*Exercise:*
Return only the count of lines in the listing below where the word "JSON" appears.

*Information given:*
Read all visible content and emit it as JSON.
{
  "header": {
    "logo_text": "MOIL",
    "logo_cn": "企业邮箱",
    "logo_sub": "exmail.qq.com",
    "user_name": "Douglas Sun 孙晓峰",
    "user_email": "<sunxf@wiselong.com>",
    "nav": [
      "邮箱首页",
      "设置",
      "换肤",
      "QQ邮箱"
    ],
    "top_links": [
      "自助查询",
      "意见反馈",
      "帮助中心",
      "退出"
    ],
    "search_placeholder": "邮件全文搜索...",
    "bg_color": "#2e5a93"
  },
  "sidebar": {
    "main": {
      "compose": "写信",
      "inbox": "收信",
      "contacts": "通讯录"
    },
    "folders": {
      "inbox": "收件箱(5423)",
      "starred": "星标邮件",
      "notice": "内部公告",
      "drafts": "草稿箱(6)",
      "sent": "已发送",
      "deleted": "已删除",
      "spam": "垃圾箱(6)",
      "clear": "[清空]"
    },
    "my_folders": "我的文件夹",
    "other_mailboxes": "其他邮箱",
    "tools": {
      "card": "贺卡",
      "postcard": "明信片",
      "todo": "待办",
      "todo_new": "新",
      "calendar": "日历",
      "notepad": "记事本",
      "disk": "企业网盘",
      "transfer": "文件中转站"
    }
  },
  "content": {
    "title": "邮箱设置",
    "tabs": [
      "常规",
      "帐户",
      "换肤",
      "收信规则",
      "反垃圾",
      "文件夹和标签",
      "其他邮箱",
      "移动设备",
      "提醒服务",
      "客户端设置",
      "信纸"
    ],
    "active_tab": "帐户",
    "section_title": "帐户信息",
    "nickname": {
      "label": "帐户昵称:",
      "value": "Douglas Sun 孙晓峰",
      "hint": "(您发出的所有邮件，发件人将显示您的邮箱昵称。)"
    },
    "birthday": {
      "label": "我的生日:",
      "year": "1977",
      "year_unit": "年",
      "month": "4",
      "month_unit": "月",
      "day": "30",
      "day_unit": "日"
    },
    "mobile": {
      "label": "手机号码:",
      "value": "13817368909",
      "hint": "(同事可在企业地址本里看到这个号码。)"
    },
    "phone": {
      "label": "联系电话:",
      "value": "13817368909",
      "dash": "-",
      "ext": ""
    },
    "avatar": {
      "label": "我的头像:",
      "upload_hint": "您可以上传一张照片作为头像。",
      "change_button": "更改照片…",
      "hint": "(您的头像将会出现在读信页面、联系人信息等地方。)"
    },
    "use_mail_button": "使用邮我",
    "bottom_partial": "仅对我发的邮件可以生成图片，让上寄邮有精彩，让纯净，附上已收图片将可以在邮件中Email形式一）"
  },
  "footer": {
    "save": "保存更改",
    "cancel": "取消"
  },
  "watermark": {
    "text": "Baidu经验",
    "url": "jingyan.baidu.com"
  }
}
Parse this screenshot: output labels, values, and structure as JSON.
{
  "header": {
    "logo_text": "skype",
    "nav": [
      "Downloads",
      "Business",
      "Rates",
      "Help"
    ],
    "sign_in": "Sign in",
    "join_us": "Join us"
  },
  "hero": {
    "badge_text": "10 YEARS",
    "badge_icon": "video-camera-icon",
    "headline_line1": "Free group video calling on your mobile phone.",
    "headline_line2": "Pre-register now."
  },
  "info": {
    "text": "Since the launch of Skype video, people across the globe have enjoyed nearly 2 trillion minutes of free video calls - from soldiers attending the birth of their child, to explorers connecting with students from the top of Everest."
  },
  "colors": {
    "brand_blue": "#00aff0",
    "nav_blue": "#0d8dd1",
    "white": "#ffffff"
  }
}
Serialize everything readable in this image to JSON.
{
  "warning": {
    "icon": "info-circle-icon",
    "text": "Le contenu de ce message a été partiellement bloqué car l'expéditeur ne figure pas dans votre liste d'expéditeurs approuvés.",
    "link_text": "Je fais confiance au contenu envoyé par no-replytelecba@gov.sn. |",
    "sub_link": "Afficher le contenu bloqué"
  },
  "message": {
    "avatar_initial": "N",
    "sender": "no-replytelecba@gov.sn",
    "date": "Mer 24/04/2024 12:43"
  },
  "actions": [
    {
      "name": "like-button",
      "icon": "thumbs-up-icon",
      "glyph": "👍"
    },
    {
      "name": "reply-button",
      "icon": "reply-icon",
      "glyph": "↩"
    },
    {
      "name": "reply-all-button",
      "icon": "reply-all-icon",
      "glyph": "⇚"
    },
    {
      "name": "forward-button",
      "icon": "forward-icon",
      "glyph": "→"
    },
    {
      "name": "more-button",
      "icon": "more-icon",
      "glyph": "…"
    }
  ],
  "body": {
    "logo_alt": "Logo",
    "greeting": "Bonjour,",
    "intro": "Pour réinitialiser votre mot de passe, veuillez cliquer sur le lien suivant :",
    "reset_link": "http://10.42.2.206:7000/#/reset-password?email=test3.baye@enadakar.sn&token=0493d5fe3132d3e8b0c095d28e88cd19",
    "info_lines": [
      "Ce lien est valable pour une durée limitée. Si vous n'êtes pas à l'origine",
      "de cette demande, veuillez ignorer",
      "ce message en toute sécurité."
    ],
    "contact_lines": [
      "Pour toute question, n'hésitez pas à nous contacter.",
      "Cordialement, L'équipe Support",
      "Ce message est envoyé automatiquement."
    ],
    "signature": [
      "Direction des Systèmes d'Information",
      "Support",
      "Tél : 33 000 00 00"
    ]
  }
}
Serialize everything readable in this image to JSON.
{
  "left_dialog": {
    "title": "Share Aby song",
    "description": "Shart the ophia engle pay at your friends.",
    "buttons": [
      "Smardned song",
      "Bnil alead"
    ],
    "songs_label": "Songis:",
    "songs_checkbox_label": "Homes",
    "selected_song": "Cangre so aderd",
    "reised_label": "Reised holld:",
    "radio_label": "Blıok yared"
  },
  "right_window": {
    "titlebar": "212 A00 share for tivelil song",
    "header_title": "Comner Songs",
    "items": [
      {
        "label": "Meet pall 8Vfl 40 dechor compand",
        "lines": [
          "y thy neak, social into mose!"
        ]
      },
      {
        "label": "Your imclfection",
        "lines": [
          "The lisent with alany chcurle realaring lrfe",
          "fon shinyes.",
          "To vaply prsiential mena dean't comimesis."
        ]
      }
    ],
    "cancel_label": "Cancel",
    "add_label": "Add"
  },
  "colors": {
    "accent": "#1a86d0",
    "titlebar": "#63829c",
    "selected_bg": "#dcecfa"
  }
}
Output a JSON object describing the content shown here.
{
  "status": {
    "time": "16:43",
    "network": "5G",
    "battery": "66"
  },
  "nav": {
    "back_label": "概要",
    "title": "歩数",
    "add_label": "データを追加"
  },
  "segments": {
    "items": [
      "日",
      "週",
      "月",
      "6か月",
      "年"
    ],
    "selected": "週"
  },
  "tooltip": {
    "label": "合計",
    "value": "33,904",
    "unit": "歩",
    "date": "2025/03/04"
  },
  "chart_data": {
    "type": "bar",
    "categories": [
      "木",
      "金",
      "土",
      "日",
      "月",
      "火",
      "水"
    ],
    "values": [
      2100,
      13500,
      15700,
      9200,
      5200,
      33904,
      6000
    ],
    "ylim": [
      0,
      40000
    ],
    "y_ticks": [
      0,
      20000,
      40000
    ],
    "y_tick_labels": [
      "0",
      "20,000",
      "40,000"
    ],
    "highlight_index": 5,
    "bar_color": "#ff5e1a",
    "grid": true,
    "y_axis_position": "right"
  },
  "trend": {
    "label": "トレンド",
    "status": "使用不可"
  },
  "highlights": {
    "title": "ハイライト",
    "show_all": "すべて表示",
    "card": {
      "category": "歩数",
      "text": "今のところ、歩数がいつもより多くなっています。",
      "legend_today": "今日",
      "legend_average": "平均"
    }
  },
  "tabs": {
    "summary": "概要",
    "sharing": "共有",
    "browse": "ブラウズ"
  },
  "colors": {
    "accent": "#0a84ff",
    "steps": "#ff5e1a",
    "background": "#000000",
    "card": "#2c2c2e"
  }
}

*Answer section:*
5